__What you should do__: Search for the word "icon" in the entries. Each line that holds it should be copied.

Data listing Block Start

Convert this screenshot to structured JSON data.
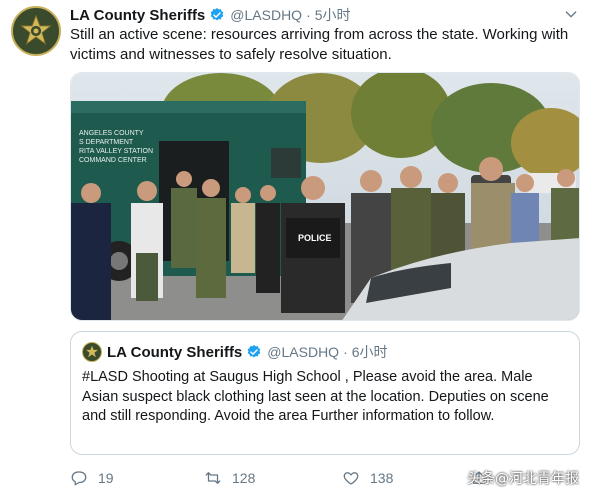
{
  "tweet": {
    "author_name": "LA County Sheriffs",
    "handle": "@LASDHQ",
    "separator": "·",
    "time": "5小时",
    "text": "Still an active scene: resources arriving from across the state.  Working with victims and witnesses to safely resolve situation.",
    "verified_icon": "verified-badge-icon",
    "menu_icon": "chevron-down-icon"
  },
  "media": {
    "van_lines": [
      "ANGELES COUNTY",
      "S DEPARTMENT",
      "RITA VALLEY STATION",
      "COMMAND CENTER"
    ],
    "vest_label": "POLICE"
  },
  "quoted_tweet": {
    "author_name": "LA County Sheriffs",
    "handle": "@LASDHQ",
    "separator": "·",
    "time": "6小时",
    "text": "#LASD Shooting at Saugus High School , Please avoid the area. Male Asian suspect black clothing last seen at the location. Deputies on scene and still responding.  Avoid the area Further information to follow."
  },
  "actions": {
    "reply_count": "19",
    "retweet_count": "128",
    "like_count": "138",
    "reply_icon": "reply-icon",
    "retweet_icon": "retweet-icon",
    "like_icon": "heart-icon",
    "share_icon": "share-icon"
  },
  "watermark": "头条@河北青年报",
  "colors": {
    "verified": "#1da1f2",
    "secondary_text": "#657786",
    "van_green": "#1f5a4f"
  }
}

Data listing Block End

__Solution to this task__:
    "verified_icon": "verified-badge-icon",
    "menu_icon": "chevron-down-icon"
    "reply_icon": "reply-icon",
    "retweet_icon": "retweet-icon",
    "like_icon": "heart-icon",
    "share_icon": "share-icon"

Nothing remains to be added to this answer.